About this exercise: Repeat each entry word for word. Leave any images out of the copy.

------------------------------------

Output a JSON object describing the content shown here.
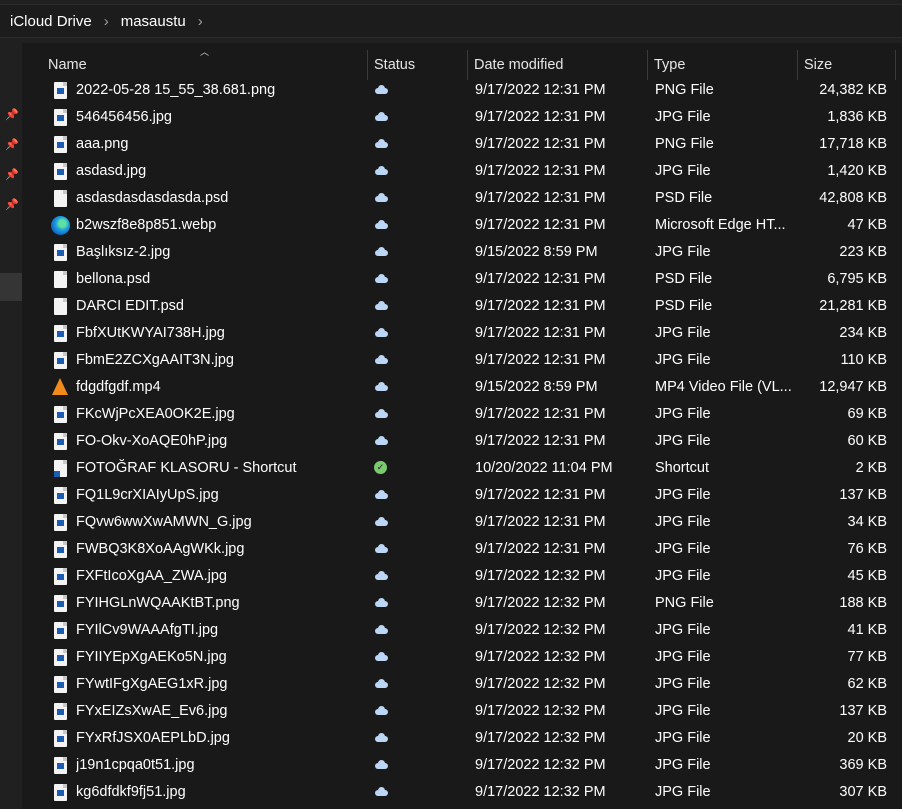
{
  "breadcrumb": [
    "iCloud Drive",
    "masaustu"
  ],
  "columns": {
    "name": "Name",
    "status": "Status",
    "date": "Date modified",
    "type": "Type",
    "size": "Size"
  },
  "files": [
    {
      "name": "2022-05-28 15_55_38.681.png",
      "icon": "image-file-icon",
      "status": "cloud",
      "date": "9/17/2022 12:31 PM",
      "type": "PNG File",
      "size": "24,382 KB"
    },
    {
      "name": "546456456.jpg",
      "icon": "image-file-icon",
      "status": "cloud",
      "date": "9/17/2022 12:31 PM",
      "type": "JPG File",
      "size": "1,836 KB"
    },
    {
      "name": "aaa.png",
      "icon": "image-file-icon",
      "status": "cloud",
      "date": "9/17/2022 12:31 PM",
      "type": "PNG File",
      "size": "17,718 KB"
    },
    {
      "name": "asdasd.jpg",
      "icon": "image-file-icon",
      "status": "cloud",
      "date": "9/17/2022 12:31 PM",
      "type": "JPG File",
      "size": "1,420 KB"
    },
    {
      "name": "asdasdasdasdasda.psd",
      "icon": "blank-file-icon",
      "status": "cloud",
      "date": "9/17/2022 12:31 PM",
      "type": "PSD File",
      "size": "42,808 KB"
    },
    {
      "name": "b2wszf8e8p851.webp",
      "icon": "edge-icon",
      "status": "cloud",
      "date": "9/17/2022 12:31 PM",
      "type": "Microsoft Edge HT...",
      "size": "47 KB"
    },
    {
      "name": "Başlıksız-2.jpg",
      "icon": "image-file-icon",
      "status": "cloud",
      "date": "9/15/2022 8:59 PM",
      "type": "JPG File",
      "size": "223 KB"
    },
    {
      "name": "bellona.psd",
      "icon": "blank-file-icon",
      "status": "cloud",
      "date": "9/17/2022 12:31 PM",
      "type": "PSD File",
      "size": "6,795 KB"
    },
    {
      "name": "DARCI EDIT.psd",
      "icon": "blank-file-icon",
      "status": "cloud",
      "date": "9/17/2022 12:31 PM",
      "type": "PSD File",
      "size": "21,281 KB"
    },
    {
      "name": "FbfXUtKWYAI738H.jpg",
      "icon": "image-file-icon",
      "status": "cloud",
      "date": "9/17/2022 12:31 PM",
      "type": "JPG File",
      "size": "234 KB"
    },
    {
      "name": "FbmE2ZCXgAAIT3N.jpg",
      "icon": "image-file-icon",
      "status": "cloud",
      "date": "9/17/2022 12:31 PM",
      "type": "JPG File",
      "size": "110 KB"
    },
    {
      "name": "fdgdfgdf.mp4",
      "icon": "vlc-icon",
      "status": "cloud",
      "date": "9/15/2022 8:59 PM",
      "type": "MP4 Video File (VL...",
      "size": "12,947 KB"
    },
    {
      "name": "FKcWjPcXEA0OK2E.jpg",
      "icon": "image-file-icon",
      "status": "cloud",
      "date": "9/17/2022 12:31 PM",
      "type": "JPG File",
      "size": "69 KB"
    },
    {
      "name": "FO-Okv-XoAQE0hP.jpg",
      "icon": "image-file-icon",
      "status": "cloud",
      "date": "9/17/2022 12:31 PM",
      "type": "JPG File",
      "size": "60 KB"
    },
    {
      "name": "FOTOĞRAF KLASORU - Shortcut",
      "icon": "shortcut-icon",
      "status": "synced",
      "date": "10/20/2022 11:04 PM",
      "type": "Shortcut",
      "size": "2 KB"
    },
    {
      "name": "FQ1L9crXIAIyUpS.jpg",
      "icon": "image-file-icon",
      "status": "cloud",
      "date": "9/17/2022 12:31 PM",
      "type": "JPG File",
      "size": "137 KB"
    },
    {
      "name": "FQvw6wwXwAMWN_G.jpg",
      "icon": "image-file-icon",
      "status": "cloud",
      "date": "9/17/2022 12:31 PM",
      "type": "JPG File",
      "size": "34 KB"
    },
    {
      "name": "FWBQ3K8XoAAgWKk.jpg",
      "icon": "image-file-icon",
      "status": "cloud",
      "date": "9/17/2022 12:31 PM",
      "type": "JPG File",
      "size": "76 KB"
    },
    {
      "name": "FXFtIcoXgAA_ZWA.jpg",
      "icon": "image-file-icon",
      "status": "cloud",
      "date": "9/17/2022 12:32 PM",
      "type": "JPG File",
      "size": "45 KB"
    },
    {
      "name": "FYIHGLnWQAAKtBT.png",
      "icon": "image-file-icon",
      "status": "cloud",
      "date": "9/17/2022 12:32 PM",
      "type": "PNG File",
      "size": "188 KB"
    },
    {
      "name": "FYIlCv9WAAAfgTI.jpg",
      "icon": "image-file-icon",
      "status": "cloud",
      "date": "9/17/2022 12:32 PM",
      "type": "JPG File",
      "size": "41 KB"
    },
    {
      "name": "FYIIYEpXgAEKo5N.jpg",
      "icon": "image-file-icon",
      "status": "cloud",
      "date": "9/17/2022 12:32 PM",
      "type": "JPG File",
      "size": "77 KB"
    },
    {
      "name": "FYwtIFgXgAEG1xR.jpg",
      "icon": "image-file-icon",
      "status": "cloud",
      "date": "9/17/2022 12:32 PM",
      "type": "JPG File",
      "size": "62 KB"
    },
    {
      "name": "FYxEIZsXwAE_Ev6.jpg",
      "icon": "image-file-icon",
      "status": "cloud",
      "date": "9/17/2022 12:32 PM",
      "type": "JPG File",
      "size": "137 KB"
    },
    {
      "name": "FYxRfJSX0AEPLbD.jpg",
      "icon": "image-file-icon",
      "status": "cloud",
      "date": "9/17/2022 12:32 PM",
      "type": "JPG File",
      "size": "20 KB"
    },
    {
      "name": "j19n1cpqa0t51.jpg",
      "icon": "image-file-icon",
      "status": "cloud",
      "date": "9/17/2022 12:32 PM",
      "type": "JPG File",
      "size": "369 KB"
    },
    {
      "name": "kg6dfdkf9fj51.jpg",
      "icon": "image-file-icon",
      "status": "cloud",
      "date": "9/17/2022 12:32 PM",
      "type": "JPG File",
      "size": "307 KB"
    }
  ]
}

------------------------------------

Expected answer:
Output a JSON object describing the content shown here.
{
  "breadcrumb": [
    "iCloud Drive",
    "masaustu"
  ],
  "columns": {
    "name": "Name",
    "status": "Status",
    "date": "Date modified",
    "type": "Type",
    "size": "Size"
  },
  "files": [
    {
      "name": "2022-05-28 15_55_38.681.png",
      "icon": "image-file-icon",
      "status": "cloud",
      "date": "9/17/2022 12:31 PM",
      "type": "PNG File",
      "size": "24,382 KB"
    },
    {
      "name": "546456456.jpg",
      "icon": "image-file-icon",
      "status": "cloud",
      "date": "9/17/2022 12:31 PM",
      "type": "JPG File",
      "size": "1,836 KB"
    },
    {
      "name": "aaa.png",
      "icon": "image-file-icon",
      "status": "cloud",
      "date": "9/17/2022 12:31 PM",
      "type": "PNG File",
      "size": "17,718 KB"
    },
    {
      "name": "asdasd.jpg",
      "icon": "image-file-icon",
      "status": "cloud",
      "date": "9/17/2022 12:31 PM",
      "type": "JPG File",
      "size": "1,420 KB"
    },
    {
      "name": "asdasdasdasdasda.psd",
      "icon": "blank-file-icon",
      "status": "cloud",
      "date": "9/17/2022 12:31 PM",
      "type": "PSD File",
      "size": "42,808 KB"
    },
    {
      "name": "b2wszf8e8p851.webp",
      "icon": "edge-icon",
      "status": "cloud",
      "date": "9/17/2022 12:31 PM",
      "type": "Microsoft Edge HT...",
      "size": "47 KB"
    },
    {
      "name": "Başlıksız-2.jpg",
      "icon": "image-file-icon",
      "status": "cloud",
      "date": "9/15/2022 8:59 PM",
      "type": "JPG File",
      "size": "223 KB"
    },
    {
      "name": "bellona.psd",
      "icon": "blank-file-icon",
      "status": "cloud",
      "date": "9/17/2022 12:31 PM",
      "type": "PSD File",
      "size": "6,795 KB"
    },
    {
      "name": "DARCI EDIT.psd",
      "icon": "blank-file-icon",
      "status": "cloud",
      "date": "9/17/2022 12:31 PM",
      "type": "PSD File",
      "size": "21,281 KB"
    },
    {
      "name": "FbfXUtKWYAI738H.jpg",
      "icon": "image-file-icon",
      "status": "cloud",
      "date": "9/17/2022 12:31 PM",
      "type": "JPG File",
      "size": "234 KB"
    },
    {
      "name": "FbmE2ZCXgAAIT3N.jpg",
      "icon": "image-file-icon",
      "status": "cloud",
      "date": "9/17/2022 12:31 PM",
      "type": "JPG File",
      "size": "110 KB"
    },
    {
      "name": "fdgdfgdf.mp4",
      "icon": "vlc-icon",
      "status": "cloud",
      "date": "9/15/2022 8:59 PM",
      "type": "MP4 Video File (VL...",
      "size": "12,947 KB"
    },
    {
      "name": "FKcWjPcXEA0OK2E.jpg",
      "icon": "image-file-icon",
      "status": "cloud",
      "date": "9/17/2022 12:31 PM",
      "type": "JPG File",
      "size": "69 KB"
    },
    {
      "name": "FO-Okv-XoAQE0hP.jpg",
      "icon": "image-file-icon",
      "status": "cloud",
      "date": "9/17/2022 12:31 PM",
      "type": "JPG File",
      "size": "60 KB"
    },
    {
      "name": "FOTOĞRAF KLASORU - Shortcut",
      "icon": "shortcut-icon",
      "status": "synced",
      "date": "10/20/2022 11:04 PM",
      "type": "Shortcut",
      "size": "2 KB"
    },
    {
      "name": "FQ1L9crXIAIyUpS.jpg",
      "icon": "image-file-icon",
      "status": "cloud",
      "date": "9/17/2022 12:31 PM",
      "type": "JPG File",
      "size": "137 KB"
    },
    {
      "name": "FQvw6wwXwAMWN_G.jpg",
      "icon": "image-file-icon",
      "status": "cloud",
      "date": "9/17/2022 12:31 PM",
      "type": "JPG File",
      "size": "34 KB"
    },
    {
      "name": "FWBQ3K8XoAAgWKk.jpg",
      "icon": "image-file-icon",
      "status": "cloud",
      "date": "9/17/2022 12:31 PM",
      "type": "JPG File",
      "size": "76 KB"
    },
    {
      "name": "FXFtIcoXgAA_ZWA.jpg",
      "icon": "image-file-icon",
      "status": "cloud",
      "date": "9/17/2022 12:32 PM",
      "type": "JPG File",
      "size": "45 KB"
    },
    {
      "name": "FYIHGLnWQAAKtBT.png",
      "icon": "image-file-icon",
      "status": "cloud",
      "date": "9/17/2022 12:32 PM",
      "type": "PNG File",
      "size": "188 KB"
    },
    {
      "name": "FYIlCv9WAAAfgTI.jpg",
      "icon": "image-file-icon",
      "status": "cloud",
      "date": "9/17/2022 12:32 PM",
      "type": "JPG File",
      "size": "41 KB"
    },
    {
      "name": "FYIIYEpXgAEKo5N.jpg",
      "icon": "image-file-icon",
      "status": "cloud",
      "date": "9/17/2022 12:32 PM",
      "type": "JPG File",
      "size": "77 KB"
    },
    {
      "name": "FYwtIFgXgAEG1xR.jpg",
      "icon": "image-file-icon",
      "status": "cloud",
      "date": "9/17/2022 12:32 PM",
      "type": "JPG File",
      "size": "62 KB"
    },
    {
      "name": "FYxEIZsXwAE_Ev6.jpg",
      "icon": "image-file-icon",
      "status": "cloud",
      "date": "9/17/2022 12:32 PM",
      "type": "JPG File",
      "size": "137 KB"
    },
    {
      "name": "FYxRfJSX0AEPLbD.jpg",
      "icon": "image-file-icon",
      "status": "cloud",
      "date": "9/17/2022 12:32 PM",
      "type": "JPG File",
      "size": "20 KB"
    },
    {
      "name": "j19n1cpqa0t51.jpg",
      "icon": "image-file-icon",
      "status": "cloud",
      "date": "9/17/2022 12:32 PM",
      "type": "JPG File",
      "size": "369 KB"
    },
    {
      "name": "kg6dfdkf9fj51.jpg",
      "icon": "image-file-icon",
      "status": "cloud",
      "date": "9/17/2022 12:32 PM",
      "type": "JPG File",
      "size": "307 KB"
    }
  ]
}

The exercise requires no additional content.